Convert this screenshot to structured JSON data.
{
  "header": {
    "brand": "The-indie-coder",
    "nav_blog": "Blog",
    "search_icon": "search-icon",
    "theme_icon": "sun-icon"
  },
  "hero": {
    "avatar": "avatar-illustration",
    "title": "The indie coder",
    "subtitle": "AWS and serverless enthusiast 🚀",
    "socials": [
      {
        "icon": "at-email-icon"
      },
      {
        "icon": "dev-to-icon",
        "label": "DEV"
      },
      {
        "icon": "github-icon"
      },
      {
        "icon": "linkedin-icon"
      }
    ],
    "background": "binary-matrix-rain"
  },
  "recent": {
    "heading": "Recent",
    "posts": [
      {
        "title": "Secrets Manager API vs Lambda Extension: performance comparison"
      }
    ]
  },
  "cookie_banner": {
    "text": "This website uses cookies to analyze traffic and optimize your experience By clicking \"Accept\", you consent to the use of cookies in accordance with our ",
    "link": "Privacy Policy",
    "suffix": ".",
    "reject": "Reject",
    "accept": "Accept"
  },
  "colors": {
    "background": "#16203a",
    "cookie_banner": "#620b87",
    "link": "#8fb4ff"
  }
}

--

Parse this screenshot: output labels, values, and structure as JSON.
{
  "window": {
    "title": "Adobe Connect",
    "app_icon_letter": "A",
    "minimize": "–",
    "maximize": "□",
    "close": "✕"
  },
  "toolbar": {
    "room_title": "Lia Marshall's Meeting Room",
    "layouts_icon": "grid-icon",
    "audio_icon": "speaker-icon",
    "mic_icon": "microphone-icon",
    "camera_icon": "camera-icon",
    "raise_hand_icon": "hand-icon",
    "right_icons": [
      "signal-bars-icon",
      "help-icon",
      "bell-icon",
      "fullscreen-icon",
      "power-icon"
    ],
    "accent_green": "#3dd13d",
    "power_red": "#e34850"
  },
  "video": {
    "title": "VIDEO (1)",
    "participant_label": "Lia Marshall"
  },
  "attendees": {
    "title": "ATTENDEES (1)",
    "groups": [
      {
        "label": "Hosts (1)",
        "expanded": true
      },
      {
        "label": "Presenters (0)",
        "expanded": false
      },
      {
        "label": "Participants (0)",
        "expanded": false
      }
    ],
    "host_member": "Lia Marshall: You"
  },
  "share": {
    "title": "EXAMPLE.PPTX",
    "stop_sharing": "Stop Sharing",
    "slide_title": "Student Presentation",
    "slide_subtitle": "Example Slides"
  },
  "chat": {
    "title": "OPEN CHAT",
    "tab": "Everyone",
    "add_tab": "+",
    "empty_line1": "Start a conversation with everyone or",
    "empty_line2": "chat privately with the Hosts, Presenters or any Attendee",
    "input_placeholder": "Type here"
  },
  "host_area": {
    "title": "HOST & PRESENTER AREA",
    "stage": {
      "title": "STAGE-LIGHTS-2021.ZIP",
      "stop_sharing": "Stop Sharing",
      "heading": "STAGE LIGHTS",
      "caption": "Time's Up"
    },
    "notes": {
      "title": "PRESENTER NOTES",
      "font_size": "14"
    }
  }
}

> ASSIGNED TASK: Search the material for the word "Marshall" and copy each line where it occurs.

> TASK ANSWER:
    "room_title": "Lia Marshall's Meeting Room",
    "participant_label": "Lia Marshall"
    "host_member": "Lia Marshall: You"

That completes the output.